Khan Academy is a widely used instructional tool that provides thousands of free, self-paced academic videos for guided, adaptive instruction. With a strong focus on math, the site also offers video tutorials on a variety of topics in science, economics, the arts, and computing, as well as prep for tests like the SAT. During this week's Appy Hour, we hear from two math teachers who are using Khan Academy with their students.
The first presenter is Suney Park, a sixth-grade math teacher at Eastside College Preparatory School in East Palo Alto, California, and a recipient of the Presidential Award for Excellence in Mathematics and Science Teaching. The second presenter is Peter McIntosh, a math teacher at Oakland Unity High School in Oakland, California, who's the author of The Character Gap, which describes how his school changed its math program to boost student performance.
Suney Park explains how she uses Khan Academy with her sixth-grade students. “I really feel that Khan Academy is about half of our math curriculum,” says Suney, describing how her students first watch the Khan Academy videos to master skills, like arithmetic operations. They then move on to the Kahn “Missions.” Suney explains that, with this strategy, she can determine whether students are struggling with a certain skill. If so, she does whole-class instruction, or personalized instruction with the struggling students. Suney doesn't assign the videos as homework, since not all her students have computers and Internet access at home. Instead, she has students watch the videos during school time or after school.

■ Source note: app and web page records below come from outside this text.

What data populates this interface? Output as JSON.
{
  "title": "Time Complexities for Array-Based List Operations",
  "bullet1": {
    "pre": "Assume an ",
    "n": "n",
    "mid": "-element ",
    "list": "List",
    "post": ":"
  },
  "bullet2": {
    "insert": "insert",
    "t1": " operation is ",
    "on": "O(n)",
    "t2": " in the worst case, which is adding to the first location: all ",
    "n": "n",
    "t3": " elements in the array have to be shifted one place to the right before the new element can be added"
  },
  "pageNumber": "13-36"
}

Overall, she finds that Khan Academy “really gives students the ability to take control of their learning” and that it “has transformed my whole classroom.”
Next, Peter McIntosh describes how Khan Academy transformed his school’s math scores from the bottom 20th percentile to the 99th percentile for the California Standards Test. “We are not a technology program, we are a responsibility program,” Peter says. Khan Academy is the right tool for his school, he points out, because every student has access to laptops at the school. Teachers there don’t assign the videos as homework, but rather assign “Khan work” during school hours. Students are given a page of exercises to complete each week and are graded weekly. Teachers act as guides to help students who struggle with certain skills or concepts. Rather than emphasize to students the importance of knowing the material, teachers emphasize students' responsibility to learn the material. By encouraging students to take responsibility for their own learning, Peter's school has had great results, with more students participating in advanced courses, such as AP calculus.
To hear more about how Suney and Peter are using Khan Academy in their classrooms, watch the Appy Hour video below.
Note: This video refers to Graphite, the former name of this website.
See our review for Khan Academy by Common Sense Education, or submit a Field Note sharing how you’re using it with students!